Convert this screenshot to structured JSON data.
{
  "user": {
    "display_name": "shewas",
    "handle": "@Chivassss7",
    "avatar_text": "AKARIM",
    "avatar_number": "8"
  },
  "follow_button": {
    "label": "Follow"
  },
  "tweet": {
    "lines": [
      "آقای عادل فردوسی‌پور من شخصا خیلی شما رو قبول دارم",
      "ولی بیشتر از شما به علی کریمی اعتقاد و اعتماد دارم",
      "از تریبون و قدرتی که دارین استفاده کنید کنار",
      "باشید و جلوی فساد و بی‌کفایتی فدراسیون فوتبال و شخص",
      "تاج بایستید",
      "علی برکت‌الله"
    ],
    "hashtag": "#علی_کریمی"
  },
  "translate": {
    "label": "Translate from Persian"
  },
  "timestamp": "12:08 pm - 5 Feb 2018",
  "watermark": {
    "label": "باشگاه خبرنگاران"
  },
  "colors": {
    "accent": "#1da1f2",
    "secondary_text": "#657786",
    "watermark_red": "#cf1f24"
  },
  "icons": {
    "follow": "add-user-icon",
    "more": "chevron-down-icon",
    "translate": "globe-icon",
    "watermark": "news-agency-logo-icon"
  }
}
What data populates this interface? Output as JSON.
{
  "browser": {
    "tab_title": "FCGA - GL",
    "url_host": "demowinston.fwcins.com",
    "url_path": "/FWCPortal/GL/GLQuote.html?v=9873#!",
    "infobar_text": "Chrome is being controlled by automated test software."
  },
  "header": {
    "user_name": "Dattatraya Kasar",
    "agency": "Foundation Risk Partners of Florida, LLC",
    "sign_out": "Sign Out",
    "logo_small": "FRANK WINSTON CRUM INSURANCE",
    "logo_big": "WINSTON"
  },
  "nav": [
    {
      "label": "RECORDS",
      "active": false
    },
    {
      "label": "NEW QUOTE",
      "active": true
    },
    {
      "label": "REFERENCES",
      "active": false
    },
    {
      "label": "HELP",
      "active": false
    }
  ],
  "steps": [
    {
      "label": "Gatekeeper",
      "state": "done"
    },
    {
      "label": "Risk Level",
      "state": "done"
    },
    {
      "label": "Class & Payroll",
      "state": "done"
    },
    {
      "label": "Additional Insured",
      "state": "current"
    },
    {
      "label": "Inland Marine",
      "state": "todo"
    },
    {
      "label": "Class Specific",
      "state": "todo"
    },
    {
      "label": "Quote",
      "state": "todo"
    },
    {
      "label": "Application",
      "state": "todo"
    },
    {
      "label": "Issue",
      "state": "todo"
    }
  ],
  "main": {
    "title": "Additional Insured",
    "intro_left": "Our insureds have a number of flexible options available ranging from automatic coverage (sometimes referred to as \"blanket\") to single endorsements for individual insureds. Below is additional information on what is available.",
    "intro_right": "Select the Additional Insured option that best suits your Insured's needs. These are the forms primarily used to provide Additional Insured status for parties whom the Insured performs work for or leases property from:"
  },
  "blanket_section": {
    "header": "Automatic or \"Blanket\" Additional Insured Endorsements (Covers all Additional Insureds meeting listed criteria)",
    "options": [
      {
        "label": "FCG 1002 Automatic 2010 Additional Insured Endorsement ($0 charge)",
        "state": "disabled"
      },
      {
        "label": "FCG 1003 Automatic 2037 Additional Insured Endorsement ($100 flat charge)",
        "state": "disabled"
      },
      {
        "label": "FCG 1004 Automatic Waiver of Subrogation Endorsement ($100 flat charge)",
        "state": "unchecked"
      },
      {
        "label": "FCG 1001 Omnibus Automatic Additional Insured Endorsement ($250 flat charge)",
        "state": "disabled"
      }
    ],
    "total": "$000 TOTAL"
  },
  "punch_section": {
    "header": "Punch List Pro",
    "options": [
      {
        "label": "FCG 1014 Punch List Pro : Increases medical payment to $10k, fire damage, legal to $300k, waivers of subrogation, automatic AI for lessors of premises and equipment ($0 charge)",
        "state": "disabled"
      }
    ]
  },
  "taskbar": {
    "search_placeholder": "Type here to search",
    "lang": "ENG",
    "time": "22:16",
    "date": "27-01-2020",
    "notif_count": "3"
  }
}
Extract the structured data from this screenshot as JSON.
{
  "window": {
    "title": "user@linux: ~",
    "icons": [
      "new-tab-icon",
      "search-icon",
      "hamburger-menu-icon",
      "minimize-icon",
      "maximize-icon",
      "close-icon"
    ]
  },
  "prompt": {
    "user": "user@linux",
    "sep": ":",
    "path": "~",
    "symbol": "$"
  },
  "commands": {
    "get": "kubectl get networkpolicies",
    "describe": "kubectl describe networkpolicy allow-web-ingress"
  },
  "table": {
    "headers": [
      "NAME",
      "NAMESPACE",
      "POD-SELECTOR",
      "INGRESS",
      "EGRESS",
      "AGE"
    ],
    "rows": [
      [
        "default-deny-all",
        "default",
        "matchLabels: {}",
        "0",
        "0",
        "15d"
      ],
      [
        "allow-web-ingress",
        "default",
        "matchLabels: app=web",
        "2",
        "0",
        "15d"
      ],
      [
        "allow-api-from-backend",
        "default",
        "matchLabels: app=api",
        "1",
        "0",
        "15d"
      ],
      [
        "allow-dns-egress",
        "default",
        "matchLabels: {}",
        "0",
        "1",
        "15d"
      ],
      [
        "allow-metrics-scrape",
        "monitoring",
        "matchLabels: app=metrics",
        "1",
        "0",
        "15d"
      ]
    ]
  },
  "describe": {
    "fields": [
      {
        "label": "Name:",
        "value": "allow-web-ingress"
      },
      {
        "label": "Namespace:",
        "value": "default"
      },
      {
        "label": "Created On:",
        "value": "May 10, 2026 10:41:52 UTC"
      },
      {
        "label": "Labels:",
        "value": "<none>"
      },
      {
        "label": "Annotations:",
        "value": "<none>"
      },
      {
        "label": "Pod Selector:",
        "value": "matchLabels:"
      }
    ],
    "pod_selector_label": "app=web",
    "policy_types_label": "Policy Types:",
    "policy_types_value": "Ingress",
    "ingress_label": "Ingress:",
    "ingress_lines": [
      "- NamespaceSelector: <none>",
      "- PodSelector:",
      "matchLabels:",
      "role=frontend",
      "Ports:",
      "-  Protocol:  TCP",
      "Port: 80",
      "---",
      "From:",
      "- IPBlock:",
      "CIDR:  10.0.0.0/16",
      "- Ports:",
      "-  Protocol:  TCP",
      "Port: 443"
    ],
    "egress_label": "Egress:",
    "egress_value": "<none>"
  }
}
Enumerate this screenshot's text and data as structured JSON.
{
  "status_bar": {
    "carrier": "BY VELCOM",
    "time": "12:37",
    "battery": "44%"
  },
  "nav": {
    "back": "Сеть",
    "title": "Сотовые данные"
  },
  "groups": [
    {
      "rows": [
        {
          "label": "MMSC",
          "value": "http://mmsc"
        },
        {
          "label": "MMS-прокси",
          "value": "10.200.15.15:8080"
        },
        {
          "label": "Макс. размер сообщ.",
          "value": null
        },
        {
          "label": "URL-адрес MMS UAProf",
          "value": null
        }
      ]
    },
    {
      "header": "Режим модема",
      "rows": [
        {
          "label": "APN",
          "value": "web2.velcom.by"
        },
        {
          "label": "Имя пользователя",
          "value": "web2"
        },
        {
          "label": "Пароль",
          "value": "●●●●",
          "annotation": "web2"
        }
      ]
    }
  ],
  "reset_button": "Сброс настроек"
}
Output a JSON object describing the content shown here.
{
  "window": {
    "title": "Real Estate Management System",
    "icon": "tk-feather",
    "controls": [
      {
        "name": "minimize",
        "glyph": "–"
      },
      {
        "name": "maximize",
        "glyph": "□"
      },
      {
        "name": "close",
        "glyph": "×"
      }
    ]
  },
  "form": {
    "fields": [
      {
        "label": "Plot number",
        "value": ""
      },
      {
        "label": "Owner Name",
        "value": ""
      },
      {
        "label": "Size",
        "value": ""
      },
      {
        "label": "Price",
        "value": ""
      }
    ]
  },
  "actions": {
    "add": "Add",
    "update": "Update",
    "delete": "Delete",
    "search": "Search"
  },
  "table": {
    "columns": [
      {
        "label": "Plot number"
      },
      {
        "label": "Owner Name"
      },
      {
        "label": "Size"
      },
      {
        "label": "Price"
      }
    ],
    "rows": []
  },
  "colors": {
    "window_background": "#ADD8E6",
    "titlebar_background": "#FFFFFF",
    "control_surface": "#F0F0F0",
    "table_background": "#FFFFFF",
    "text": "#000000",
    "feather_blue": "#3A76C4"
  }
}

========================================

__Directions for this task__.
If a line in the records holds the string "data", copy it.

__Answer section__.
Convert this screenshot to structured JSON data.
What data populates this interface? Output as JSON.
Extract the structured data from this screenshot as JSON.
Enumerate this screenshot's text and data as structured JSON.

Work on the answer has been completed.